From the publisher: Produced by the infamous Dr. Dre with assistance from Mr. Suge Knight, Doggy Style was the first solo outing by Calvin Broadus a.k.a. Snoop Doggy Dog. Incorporating a straight gangsta vibe into the deep funk grooves pioneered by George Clinton and his Parliament-Funkadelic ensemble, Snoop and Dre dogmatically invent the "G-Funk" aesthetic. Espousing an irreverent dope, bitches, and guns mentality, Doggy Style garnered the Parental Advisory for explicit lyrics it sorely deserved. Still, Snoop's lazy-yet-acrobatic rap/drawl is distinctive and undeniably entertaining.
From the publisher: Simultaneously serving as both endless fodder for intellectual debates and the album most likely to be blaring out of the adjacent car's window, All Eyez on Me is a phenomenon that packs a wallop with every listen. Recording commenced within hours of Tupac Shakur's release from prison, and a year's worth of pent-up ideas are unleashed with a fury akin to lifting the lid on a box of plutonium. The line between high art and insufferable reality, possibilities and self-destruction, has never been so blurred.
From the publisher: By this long-delayed, massively anticipated album, the Wu had become less a crew than a small country, with dozens of central and auxiliary members, and rap styles so twisted they seem like another, private language. Without even a hint of anything for radio or casual listeners to latch onto, Wu-Tang Forever sprawls out for nearly two hours, and--taken as pure sound--it's about the most avant-garde No. 1 album ever, with deliberately bizarre production and relentless torrents of cryptic, furious words.
From the publisher: The King of Brooklyn, Biggie Smalls, busted through with an instant hip-hop classic on his first album, Ready to Die, but he outdid even his standard on Life After Death, an audible, posthumous autobiography about the life of the former dope dealer. The album also serves as a testament to Biggie's flexibility: he adopts Bone Thugs-N-Harmony's rapid rhyme flow and Midwestern beats when they guest on "Notorious Thugs," he positively bounces on both "Mo Money Mo Problems" and "Going Back to Cali", and even kicks it Wu-Tang style when RZA shows up for "Long Kiss Goodnight."

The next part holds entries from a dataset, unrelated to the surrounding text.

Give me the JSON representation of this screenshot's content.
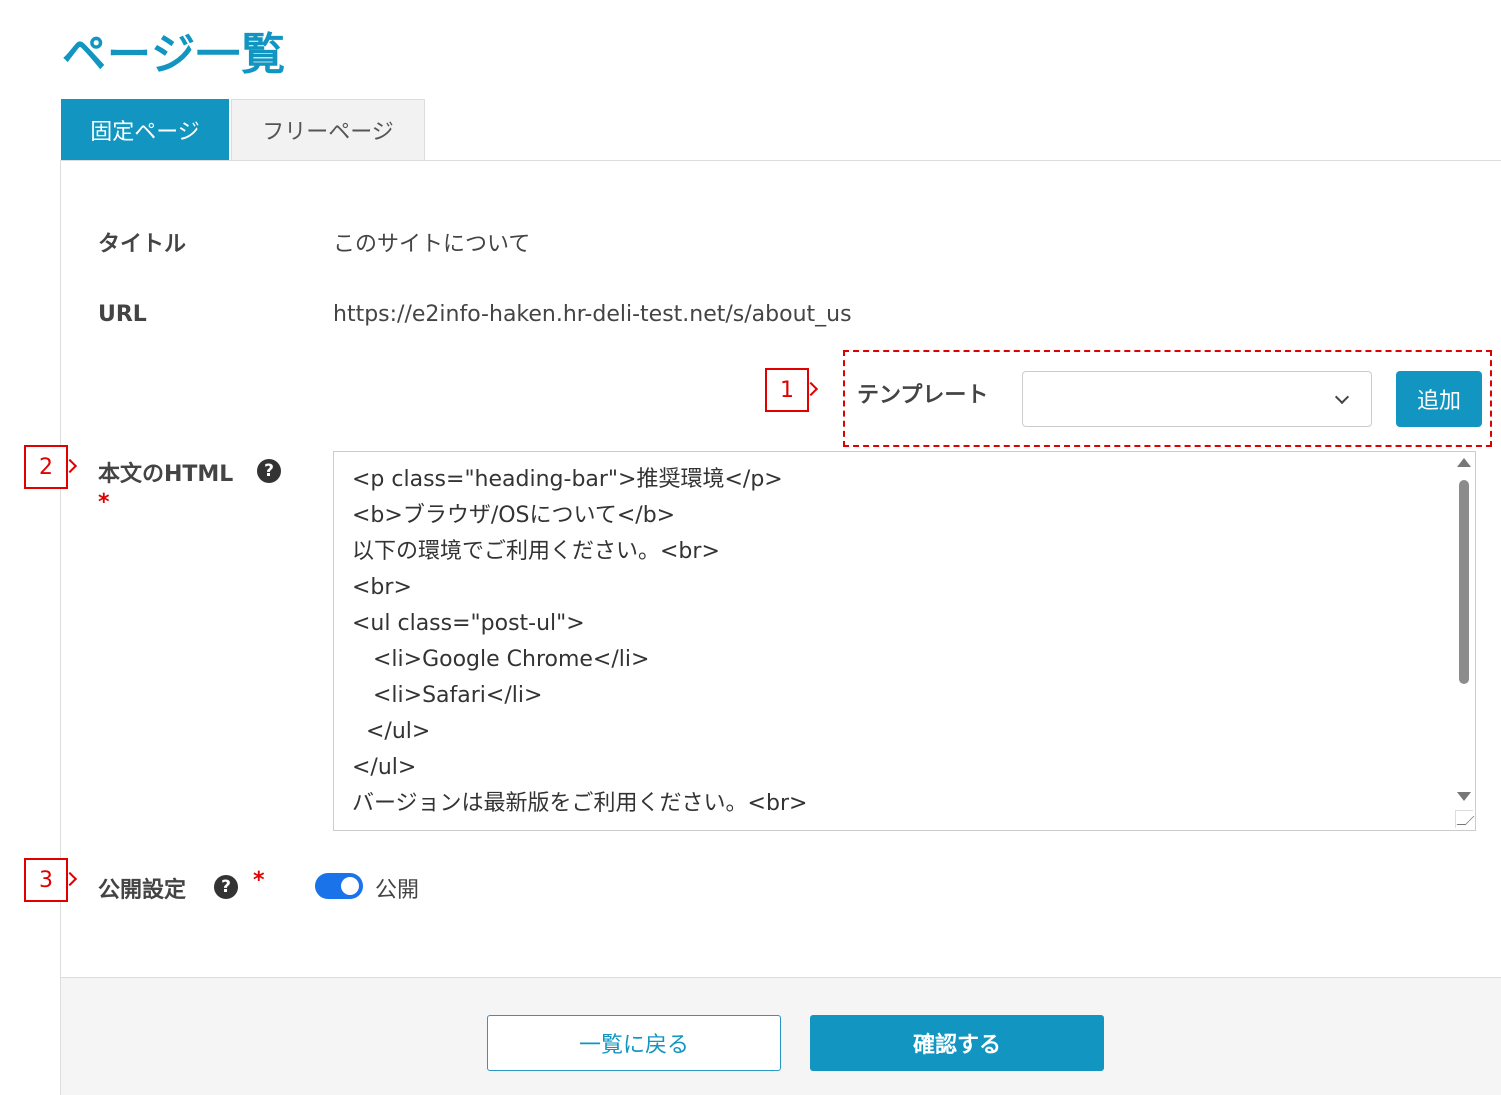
{
  "page": {
    "title": "ページ一覧"
  },
  "colors": {
    "primary": "#1296c1",
    "annotation_red": "#e00000",
    "toggle_blue": "#1a73e8"
  },
  "tabs": [
    {
      "label": "固定ページ",
      "active": true
    },
    {
      "label": "フリーページ",
      "active": false
    }
  ],
  "form": {
    "title": {
      "label": "タイトル",
      "value": "このサイトについて"
    },
    "url": {
      "label": "URL",
      "value": "https://e2info-haken.hr-deli-test.net/s/about_us"
    },
    "template": {
      "label": "テンプレート",
      "selected": "",
      "add_label": "追加"
    },
    "body_html": {
      "label": "本文のHTML",
      "required_mark": "*",
      "help_icon": "question-circle-icon",
      "lines": [
        "<p class=\"heading-bar\">推奨環境</p>",
        "<b>ブラウザ/OSについて</b>",
        "以下の環境でご利用ください。<br>",
        "<br>",
        "<ul class=\"post-ul\">",
        "   <li>Google Chrome</li>",
        "   <li>Safari</li>",
        "  </ul>",
        "</ul>",
        "バージョンは最新版をご利用ください。<br>"
      ]
    },
    "publish": {
      "label": "公開設定",
      "required_mark": "*",
      "help_icon": "question-circle-icon",
      "toggle_on": true,
      "toggle_label": "公開"
    }
  },
  "annotations": {
    "callout_1": "1",
    "callout_2": "2",
    "callout_3": "3"
  },
  "footer": {
    "back_label": "一覧に戻る",
    "confirm_label": "確認する"
  }
}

From the publisher: Busta Rhymes opens his second album with a ridiculous monologue predicting global destruction before the year 2000. From mellow to wild, over an eclectic mix of samples that range from Seals & Croft to KC & the Sunshine Band to Henri Mancini. Sean "Puffy" Combs produces a track called "The Body Rock" that sounds like an old-school Tribe Called Quest cut, while Erykah Badu helps Busta forget the rampant sexism and violence for a minute as the unlikely duo gets spiritual on "One."

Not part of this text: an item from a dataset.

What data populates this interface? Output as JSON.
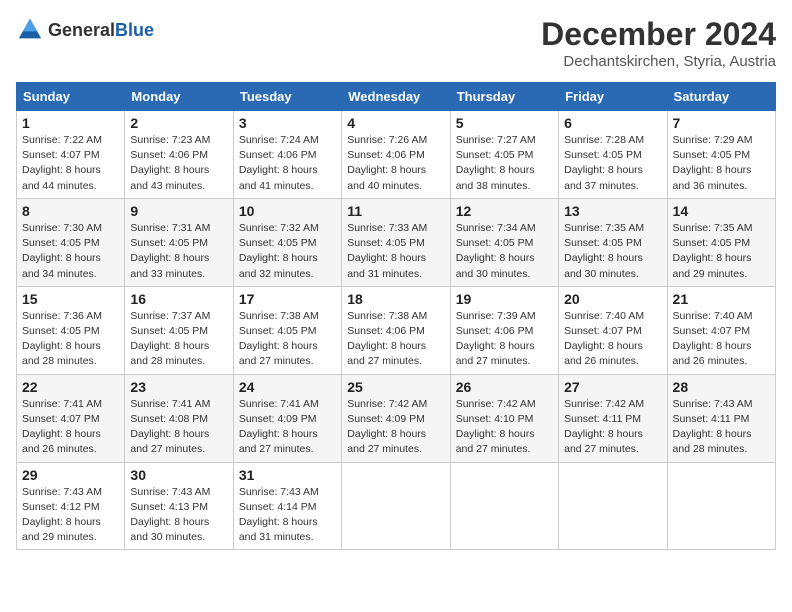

From the publisher: Jay-Z had established himself as a savvy, street-smart rapper on those two records, but with "Hard Knock Life" he decides to shoot for crossover territory, for better and for worse. At his best, he shows no fear -- witness how the title track shamelessly works a Broadway showstopper from Annie into a raging ghetto cry, yet keeps it smooth enough for radio.
From the publisher: Hello Nasty, the Beastie Boys' fifth album, is a head-spinning listen loaded with analog synthesizers, old drum machines, call-and-response vocals, freestyle rhyming, futuristic sound effects, and virtuoso turntable scratching. The Beasties have long been notorious for their dense, multi-layered explosions, but Hello Nasty is their first record to build on the multi-ethnic junk culture breakthrough of Check Your Head, instead of merely replicating it.